by Winnie Romeril, Red Cross Public Affairs
“The best part is helping the pet owners. Being able to care for their animals relieves their stress so much,” explains Betty Wong, who has volunteered with the Central California Animal Disaster Team (CCADT) since its inception in 2013. “The animals feel their owners’ stress, and we can help with that.”
Wong spends her volunteer shifts with CCADT caring for some 185 animals located in and around a building near the American Red Cross feeding headquarters. The site caring for dogs, cats, geese, chickens, ducks, rabbits, parrots and parakeets, and whatever other furry or feathered friends evacuees bring in, is at the Oakhurst Community Center in the Sierra Nevada foothills near the Creek Fire. There is a site for large animals too.
“The most unusual pets I’ve cared for over the years were chinchillas, which are very fragile, and also a bearded dragon,” recalls Wong. “We keep clean water in their cages and feed them as needed. Mostly the owners come daily to feed and exercise their pets.”
“When owners return home and see their house is okay, they are so relieved and they pass that feeling onto their pets. You can see it. I love that.”
The Red Cross and CCADT are long-time partners in disaster relief so that families can have the peace of mind that their pets are safe in times of emergency.
Pet Disaster Preparedness
In an emergency, your pets will be even more dependent on you for their safety and well-being.

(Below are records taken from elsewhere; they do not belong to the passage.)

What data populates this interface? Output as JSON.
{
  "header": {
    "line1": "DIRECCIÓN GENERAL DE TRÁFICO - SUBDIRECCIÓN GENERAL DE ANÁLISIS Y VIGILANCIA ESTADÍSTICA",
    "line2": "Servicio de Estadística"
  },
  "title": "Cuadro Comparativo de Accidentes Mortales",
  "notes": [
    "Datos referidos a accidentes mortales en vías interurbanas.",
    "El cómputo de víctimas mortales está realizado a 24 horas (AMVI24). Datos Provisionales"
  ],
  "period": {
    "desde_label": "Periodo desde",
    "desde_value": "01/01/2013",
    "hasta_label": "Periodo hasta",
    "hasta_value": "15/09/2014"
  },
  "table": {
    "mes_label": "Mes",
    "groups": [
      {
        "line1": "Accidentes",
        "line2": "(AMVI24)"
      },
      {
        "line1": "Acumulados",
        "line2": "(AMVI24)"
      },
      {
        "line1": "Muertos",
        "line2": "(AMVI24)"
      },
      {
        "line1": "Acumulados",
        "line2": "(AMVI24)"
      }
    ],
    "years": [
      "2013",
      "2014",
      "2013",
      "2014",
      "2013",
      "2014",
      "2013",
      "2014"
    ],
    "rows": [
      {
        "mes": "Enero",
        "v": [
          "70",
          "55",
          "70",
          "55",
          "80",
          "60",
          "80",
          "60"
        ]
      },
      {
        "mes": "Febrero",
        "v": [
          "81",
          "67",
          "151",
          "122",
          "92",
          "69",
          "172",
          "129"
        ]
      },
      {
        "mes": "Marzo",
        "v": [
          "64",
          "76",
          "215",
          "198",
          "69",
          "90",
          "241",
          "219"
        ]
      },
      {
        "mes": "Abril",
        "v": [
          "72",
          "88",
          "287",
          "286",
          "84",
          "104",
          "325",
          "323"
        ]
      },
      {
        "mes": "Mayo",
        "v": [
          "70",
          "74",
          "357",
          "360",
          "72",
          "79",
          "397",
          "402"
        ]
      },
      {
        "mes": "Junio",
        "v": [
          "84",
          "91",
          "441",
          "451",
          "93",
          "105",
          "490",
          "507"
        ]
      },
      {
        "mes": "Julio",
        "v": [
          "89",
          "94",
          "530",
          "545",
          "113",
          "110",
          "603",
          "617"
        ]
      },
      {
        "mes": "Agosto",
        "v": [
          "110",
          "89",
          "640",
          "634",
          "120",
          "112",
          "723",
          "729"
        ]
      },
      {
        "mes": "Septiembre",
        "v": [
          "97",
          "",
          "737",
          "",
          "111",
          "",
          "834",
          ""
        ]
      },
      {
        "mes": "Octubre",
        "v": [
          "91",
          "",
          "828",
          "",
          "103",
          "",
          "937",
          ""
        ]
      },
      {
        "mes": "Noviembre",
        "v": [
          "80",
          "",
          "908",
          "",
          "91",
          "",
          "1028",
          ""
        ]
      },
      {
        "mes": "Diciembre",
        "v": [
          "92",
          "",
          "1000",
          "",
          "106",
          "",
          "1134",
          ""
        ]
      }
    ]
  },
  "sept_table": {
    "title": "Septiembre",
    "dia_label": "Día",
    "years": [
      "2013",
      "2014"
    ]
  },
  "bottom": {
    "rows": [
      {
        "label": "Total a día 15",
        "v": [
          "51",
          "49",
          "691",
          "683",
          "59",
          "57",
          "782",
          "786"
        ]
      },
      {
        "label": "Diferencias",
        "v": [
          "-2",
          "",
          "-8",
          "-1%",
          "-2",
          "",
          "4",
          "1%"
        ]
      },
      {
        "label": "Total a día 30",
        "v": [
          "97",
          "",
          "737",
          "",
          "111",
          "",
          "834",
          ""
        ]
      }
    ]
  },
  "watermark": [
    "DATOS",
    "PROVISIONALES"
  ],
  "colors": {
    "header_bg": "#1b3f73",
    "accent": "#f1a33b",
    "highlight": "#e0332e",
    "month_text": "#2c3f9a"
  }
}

Your family’s disaster plans must include your furry family members too. Learn what to do to keep your beloved pets safe!